As the war droned on, the main question was no longer whether Iraq had nuclear weapons or if the US would easily win – but rather, how could it end?


Tomorrow we’ll feature our final installment of this series. Be sure to check out Part 1 and Part 2 if you missed those.

Did you serve in Iraq? If so, we'd love to hear from you and share your insights. And generally, we want to hear from all of you if you are enjoying the series and if we should do more wrap series like this.

Reply to [email protected] to let us know!

🌊 Roca Clubhouse

Yesterday's Poll:

Better snack combo?

Chips + salsa: 58%

Cheese + crackers: 42%

Yesterday's Question:

What’s the most irrational thing you’ve done for love?

Becky from Kansas: “Rode in the trunk of a car to get into the car races free because my husband (ex now) was too much of cheap...you know...to buy the extra ticket. I thought I was just being a team player, ugh. Yet another red flag I ignored for love.”

Max from Ohio: “Left my trustworthy business partner, changed careers, moved across the country and willingly depleted my savings over a 3 year period to meet her traveling and home improvement desires before we were to start a family. She then abruptly left me for one of her patients.”

Alma from Alabama: “I proposed to my husband when he was dating someone else. I told him he was wasting his time with this other person because at the end of it all, he was going to be mine. He chuckled and admired my boldness. A month later, he was dating me. We have been married 22 years.”

🧠 Final Thoughts

We are THRILLED to be inviting more people onto our app beta today. If you've signed up for that list, be on the lookout for an email.
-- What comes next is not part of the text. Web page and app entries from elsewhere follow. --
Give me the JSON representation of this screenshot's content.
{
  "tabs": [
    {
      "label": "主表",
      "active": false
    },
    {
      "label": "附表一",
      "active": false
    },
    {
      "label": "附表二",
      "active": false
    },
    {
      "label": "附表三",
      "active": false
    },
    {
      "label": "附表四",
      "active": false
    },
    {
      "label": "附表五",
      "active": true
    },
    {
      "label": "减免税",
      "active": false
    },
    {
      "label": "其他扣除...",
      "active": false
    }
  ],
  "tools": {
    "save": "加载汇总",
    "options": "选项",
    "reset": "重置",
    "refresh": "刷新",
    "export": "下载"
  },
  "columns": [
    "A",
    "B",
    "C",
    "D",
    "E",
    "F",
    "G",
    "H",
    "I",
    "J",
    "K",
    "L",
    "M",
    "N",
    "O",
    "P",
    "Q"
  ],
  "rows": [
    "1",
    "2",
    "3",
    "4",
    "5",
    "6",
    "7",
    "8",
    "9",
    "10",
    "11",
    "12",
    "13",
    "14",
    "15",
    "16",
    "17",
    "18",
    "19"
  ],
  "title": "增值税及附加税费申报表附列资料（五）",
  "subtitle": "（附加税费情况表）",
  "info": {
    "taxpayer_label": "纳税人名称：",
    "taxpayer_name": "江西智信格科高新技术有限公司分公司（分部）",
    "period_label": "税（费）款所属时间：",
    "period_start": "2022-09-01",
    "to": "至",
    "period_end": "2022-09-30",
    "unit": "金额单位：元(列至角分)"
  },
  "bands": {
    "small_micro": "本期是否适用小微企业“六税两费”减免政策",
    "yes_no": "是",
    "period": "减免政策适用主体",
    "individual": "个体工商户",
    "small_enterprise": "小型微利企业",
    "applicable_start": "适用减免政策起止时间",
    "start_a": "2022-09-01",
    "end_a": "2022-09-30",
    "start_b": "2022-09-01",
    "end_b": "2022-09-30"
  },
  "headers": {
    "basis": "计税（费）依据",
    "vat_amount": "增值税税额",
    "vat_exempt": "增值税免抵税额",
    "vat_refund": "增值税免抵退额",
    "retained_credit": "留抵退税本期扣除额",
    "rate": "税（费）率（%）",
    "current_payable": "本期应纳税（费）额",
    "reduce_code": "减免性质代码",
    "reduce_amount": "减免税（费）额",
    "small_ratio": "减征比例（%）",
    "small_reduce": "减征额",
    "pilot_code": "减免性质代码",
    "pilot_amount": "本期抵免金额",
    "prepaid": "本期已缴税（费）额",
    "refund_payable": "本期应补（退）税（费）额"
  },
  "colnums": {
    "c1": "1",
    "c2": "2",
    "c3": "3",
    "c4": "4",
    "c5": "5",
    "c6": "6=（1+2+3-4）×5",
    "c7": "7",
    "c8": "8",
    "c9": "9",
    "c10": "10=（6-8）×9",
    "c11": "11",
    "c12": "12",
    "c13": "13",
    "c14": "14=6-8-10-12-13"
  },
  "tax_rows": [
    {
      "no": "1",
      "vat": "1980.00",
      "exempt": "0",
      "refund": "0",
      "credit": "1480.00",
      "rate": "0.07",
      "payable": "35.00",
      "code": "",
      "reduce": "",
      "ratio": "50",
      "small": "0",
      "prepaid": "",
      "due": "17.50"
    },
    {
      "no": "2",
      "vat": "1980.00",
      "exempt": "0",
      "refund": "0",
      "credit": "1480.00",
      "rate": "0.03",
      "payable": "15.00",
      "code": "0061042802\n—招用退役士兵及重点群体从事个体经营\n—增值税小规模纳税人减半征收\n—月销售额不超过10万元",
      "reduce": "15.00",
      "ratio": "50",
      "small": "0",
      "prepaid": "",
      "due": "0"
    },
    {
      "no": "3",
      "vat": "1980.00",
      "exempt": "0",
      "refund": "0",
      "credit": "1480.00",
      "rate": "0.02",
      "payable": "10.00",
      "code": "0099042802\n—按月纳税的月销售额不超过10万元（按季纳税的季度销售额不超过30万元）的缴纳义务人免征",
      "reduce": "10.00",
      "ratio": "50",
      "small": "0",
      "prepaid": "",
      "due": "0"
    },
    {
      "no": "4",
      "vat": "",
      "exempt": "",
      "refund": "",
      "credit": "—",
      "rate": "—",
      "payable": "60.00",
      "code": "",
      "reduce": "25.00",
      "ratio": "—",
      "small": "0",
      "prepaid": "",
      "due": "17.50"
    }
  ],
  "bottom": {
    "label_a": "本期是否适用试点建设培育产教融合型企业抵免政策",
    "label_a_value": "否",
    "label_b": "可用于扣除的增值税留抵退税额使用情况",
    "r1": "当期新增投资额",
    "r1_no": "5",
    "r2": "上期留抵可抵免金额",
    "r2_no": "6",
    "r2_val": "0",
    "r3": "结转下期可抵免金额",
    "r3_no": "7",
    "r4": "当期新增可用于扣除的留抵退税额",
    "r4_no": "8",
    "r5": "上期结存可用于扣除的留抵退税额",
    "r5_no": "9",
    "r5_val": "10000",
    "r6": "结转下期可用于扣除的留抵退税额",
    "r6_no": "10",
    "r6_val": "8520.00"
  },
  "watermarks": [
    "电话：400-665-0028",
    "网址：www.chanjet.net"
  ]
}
For those who are already on it, we're about to unveil a new game today. Look forward to seeing you on the top 100 ;)

–Max and Max